Web page and app entries
<<<<

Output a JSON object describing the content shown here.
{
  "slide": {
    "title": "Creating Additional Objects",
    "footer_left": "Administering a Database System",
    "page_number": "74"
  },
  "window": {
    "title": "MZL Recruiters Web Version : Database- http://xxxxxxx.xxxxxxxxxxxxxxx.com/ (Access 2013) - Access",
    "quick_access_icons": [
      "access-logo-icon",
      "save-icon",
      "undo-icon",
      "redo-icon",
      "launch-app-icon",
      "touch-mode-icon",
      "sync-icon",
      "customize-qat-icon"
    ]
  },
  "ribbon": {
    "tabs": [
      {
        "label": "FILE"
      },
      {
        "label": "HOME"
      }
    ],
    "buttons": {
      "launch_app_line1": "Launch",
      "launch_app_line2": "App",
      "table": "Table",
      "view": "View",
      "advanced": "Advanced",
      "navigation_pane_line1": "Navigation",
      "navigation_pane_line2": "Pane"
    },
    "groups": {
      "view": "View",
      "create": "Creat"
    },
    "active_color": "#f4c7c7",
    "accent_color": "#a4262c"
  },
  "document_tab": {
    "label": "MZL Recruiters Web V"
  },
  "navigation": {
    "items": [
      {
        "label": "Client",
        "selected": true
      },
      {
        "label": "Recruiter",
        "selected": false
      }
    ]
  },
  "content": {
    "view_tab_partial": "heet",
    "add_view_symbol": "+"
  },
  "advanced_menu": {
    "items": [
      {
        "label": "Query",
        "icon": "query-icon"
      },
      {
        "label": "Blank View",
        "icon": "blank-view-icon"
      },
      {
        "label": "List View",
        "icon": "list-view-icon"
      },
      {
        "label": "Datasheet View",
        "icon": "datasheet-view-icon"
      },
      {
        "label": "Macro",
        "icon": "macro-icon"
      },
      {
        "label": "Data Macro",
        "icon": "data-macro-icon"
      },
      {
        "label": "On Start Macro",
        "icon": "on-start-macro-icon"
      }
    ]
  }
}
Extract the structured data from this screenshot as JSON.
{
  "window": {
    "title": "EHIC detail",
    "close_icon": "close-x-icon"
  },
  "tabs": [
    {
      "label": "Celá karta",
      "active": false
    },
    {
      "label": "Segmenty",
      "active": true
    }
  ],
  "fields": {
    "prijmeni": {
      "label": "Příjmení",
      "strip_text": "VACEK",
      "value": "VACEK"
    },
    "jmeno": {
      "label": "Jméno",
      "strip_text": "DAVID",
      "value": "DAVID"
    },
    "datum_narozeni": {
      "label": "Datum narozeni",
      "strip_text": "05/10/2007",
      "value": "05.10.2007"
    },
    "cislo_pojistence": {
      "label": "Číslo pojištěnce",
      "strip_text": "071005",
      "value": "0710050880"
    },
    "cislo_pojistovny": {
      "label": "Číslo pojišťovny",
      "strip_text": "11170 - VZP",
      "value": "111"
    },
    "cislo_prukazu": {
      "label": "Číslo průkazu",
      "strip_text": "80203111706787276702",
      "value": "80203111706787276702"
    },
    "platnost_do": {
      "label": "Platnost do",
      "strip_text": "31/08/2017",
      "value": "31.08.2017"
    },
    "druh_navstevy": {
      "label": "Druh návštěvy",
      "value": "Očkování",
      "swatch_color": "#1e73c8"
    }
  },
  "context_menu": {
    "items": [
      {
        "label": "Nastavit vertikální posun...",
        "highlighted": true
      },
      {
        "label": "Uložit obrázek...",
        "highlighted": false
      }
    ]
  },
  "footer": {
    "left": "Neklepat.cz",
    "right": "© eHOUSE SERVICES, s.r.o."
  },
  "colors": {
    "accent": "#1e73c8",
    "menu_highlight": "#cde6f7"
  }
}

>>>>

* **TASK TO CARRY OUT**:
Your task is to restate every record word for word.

* **SOLUTION**:
Output a JSON object describing the content shown here.
{
  "slide": {
    "title": "Creating Additional Objects",
    "footer_left": "Administering a Database System",
    "page_number": "74"
  },
  "window": {
    "title": "MZL Recruiters Web Version : Database- http://xxxxxxx.xxxxxxxxxxxxxxx.com/ (Access 2013) - Access",
    "quick_access_icons": [
      "access-logo-icon",
      "save-icon",
      "undo-icon",
      "redo-icon",
      "launch-app-icon",
      "touch-mode-icon",
      "sync-icon",
      "customize-qat-icon"
    ]
  },
  "ribbon": {
    "tabs": [
      {
        "label": "FILE"
      },
      {
        "label": "HOME"
      }
    ],
    "buttons": {
      "launch_app_line1": "Launch",
      "launch_app_line2": "App",
      "table": "Table",
      "view": "View",
      "advanced": "Advanced",
      "navigation_pane_line1": "Navigation",
      "navigation_pane_line2": "Pane"
    },
    "groups": {
      "view": "View",
      "create": "Creat"
    },
    "active_color": "#f4c7c7",
    "accent_color": "#a4262c"
  },
  "document_tab": {
    "label": "MZL Recruiters Web V"
  },
  "navigation": {
    "items": [
      {
        "label": "Client",
        "selected": true
      },
      {
        "label": "Recruiter",
        "selected": false
      }
    ]
  },
  "content": {
    "view_tab_partial": "heet",
    "add_view_symbol": "+"
  },
  "advanced_menu": {
    "items": [
      {
        "label": "Query",
        "icon": "query-icon"
      },
      {
        "label": "Blank View",
        "icon": "blank-view-icon"
      },
      {
        "label": "List View",
        "icon": "list-view-icon"
      },
      {
        "label": "Datasheet View",
        "icon": "datasheet-view-icon"
      },
      {
        "label": "Macro",
        "icon": "macro-icon"
      },
      {
        "label": "Data Macro",
        "icon": "data-macro-icon"
      },
      {
        "label": "On Start Macro",
        "icon": "on-start-macro-icon"
      }
    ]
  }
}
Extract the structured data from this screenshot as JSON.
{
  "window": {
    "title": "EHIC detail",
    "close_icon": "close-x-icon"
  },
  "tabs": [
    {
      "label": "Celá karta",
      "active": false
    },
    {
      "label": "Segmenty",
      "active": true
    }
  ],
  "fields": {
    "prijmeni": {
      "label": "Příjmení",
      "strip_text": "VACEK",
      "value": "VACEK"
    },
    "jmeno": {
      "label": "Jméno",
      "strip_text": "DAVID",
      "value": "DAVID"
    },
    "datum_narozeni": {
      "label": "Datum narozeni",
      "strip_text": "05/10/2007",
      "value": "05.10.2007"
    },
    "cislo_pojistence": {
      "label": "Číslo pojištěnce",
      "strip_text": "071005",
      "value": "0710050880"
    },
    "cislo_pojistovny": {
      "label": "Číslo pojišťovny",
      "strip_text": "11170 - VZP",
      "value": "111"
    },
    "cislo_prukazu": {
      "label": "Číslo průkazu",
      "strip_text": "80203111706787276702",
      "value": "80203111706787276702"
    },
    "platnost_do": {
      "label": "Platnost do",
      "strip_text": "31/08/2017",
      "value": "31.08.2017"
    },
    "druh_navstevy": {
      "label": "Druh návštěvy",
      "value": "Očkování",
      "swatch_color": "#1e73c8"
    }
  },
  "context_menu": {
    "items": [
      {
        "label": "Nastavit vertikální posun...",
        "highlighted": true
      },
      {
        "label": "Uložit obrázek...",
        "highlighted": false
      }
    ]
  },
  "footer": {
    "left": "Neklepat.cz",
    "right": "© eHOUSE SERVICES, s.r.o."
  },
  "colors": {
    "accent": "#1e73c8",
    "menu_highlight": "#cde6f7"
  }
}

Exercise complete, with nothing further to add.